And if password hashes are exposed in the future? For any Evernote or LinkedIn user who'd activated two-factor authentication, attackers wouldn't be able to automatically access their account and steal data. But that's not the case with every two-factor -- aka two-step -- verification system.
Take Apple iCloud. "In its current implementation, Apple's two-factor authentication does not prevent anyone from restoring an iOS backup onto a new (not trusted) device," said Vladimir Katalov, CEO of Moscow-based Elcomsoft, in a recent blog post. "In addition, and this is much more of an issue, Apple's [two-factor] implementation does not apply to iCloud backups."
As a result, any attacker who knows a target's Apple ID and password could restore any iOS device backup onto a fresh device, then access that information without ever having to provide a one-time code. "Of course you're in trouble if your ID (any one, not just Apple's) and password is leaked," Katalov said. "But that's where 2FA should help, and that's why because most of the services are implementing it nowadays."
Attackers targeting information stored in iCloud is no trivial matter.

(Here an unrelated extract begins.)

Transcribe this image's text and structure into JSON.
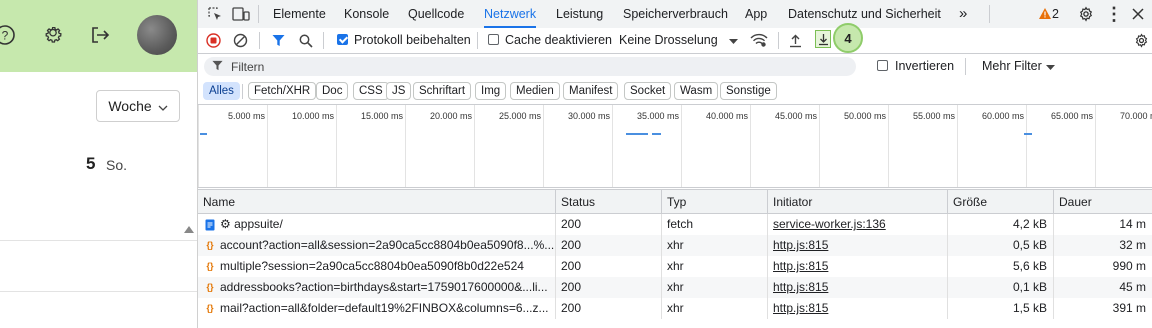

According to court records, for example, accused LulzSec collaborator Donncha O'Cearrbhail intercepted the dial-in credentials for a transatlantic conference call between the FBI and its overseas cyber-crime counterparts, boasting to the hacktivist Sabu that he'd hacked "into the iCloud for the head of a national police cybercrime unit." O'Cearrbhail allegedly added: "I have all his contacts and can track his location 24/7."
To be fair, Apple hasn't ever suggested that its two-factor security system works for iCloud. As noted in the Apple ID two-step verification FAQ: "Turning on two-step verification reduces the possibility of someone accessing or making unauthorized changes to your account information at My Apple ID or making purchases using your account."
Until Apple extends two-factor authentication to iCloud, Katalov said iOS users who use Apple's service for backup or data storage are more vulnerable to data breaches than they should be. Then again, the same holds true for other services that are still refining their two-factor authentication systems, or not yet offering it to all users.